## EXERCISE PROMPT
Look through the entries for the string "title" and copy every line where it shows up.

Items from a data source

════════════════════

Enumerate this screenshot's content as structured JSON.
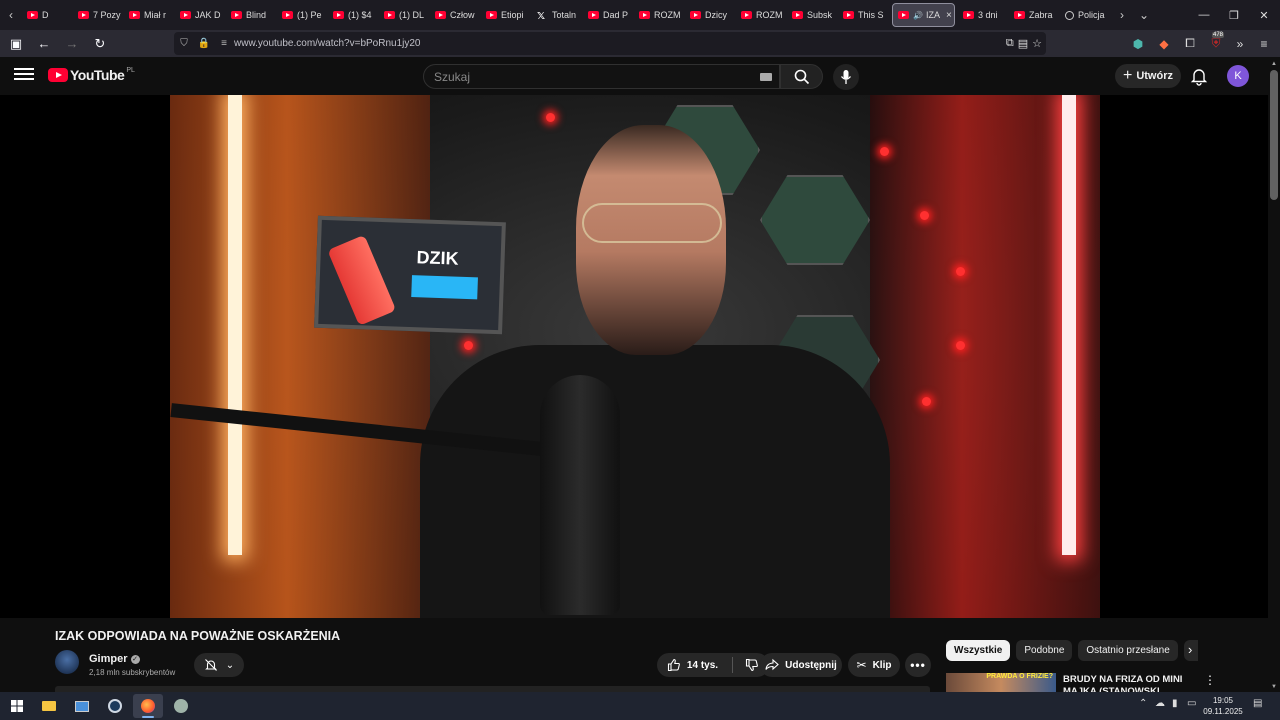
{
  "browser": {
    "tabs": [
      {
        "label": "D",
        "icon": "youtube-icon"
      },
      {
        "label": "7 Pozy",
        "icon": "youtube-icon"
      },
      {
        "label": "Miał r",
        "icon": "youtube-icon"
      },
      {
        "label": "JAK D",
        "icon": "youtube-icon"
      },
      {
        "label": "Blind",
        "icon": "youtube-icon"
      },
      {
        "label": "(1) Pe",
        "icon": "youtube-icon"
      },
      {
        "label": "(1) $4",
        "icon": "youtube-icon"
      },
      {
        "label": "(1) DL",
        "icon": "youtube-icon"
      },
      {
        "label": "Człow",
        "icon": "youtube-icon"
      },
      {
        "label": "Etiopi",
        "icon": "youtube-icon"
      },
      {
        "label": "Totaln",
        "icon": "x-icon"
      },
      {
        "label": "Dad P",
        "icon": "youtube-icon"
      },
      {
        "label": "ROZM",
        "icon": "youtube-icon"
      },
      {
        "label": "Dzicy",
        "icon": "youtube-icon"
      },
      {
        "label": "ROZM",
        "icon": "youtube-icon"
      },
      {
        "label": "Subsk",
        "icon": "youtube-icon"
      },
      {
        "label": "This S",
        "icon": "youtube-icon"
      }
    ],
    "active_tab": {
      "label": "IZA",
      "close": "×"
    },
    "tabs_after": [
      {
        "label": "3 dni",
        "icon": "youtube-icon"
      },
      {
        "label": "Zabra",
        "icon": "youtube-icon"
      },
      {
        "label": "Policja",
        "icon": "globe-icon"
      }
    ],
    "url": "www.youtube.com/watch?v=bPoRnu1jy20",
    "extension_badge": "478"
  },
  "youtube": {
    "logo_text": "YouTube",
    "country_code": "PL",
    "search_placeholder": "Szukaj",
    "create_label": "Utwórz",
    "avatar_letter": "K"
  },
  "video": {
    "title": "IZAK ODPOWIADA NA POWAŻNE OSKARŻENIA",
    "poster_brand": "DZIK"
  },
  "channel": {
    "name": "Gimper",
    "subscribers": "2,18 mln subskrybentów"
  },
  "actions": {
    "likes": "14 tys.",
    "share": "Udostępnij",
    "clip": "Klip"
  },
  "chips": [
    "Wszystkie",
    "Podobne",
    "Ostatnio przesłane"
  ],
  "recommendation": {
    "title": "BRUDY NA FRIZA OD MINI MAJKA (STANOWSKI",
    "thumb_overlay": "PRAWDA O FRIZIE?"
  },
  "taskbar": {
    "time": "19:05",
    "date": "09.11.2025"
  }
}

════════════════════

## SOLUTION TO THIS PROBLEM
    "title": "IZAK ODPOWIADA NA POWAŻNE OSKARŻENIA",
    "title": "BRUDY NA FRIZA OD MINI MAJKA (STANOWSKI",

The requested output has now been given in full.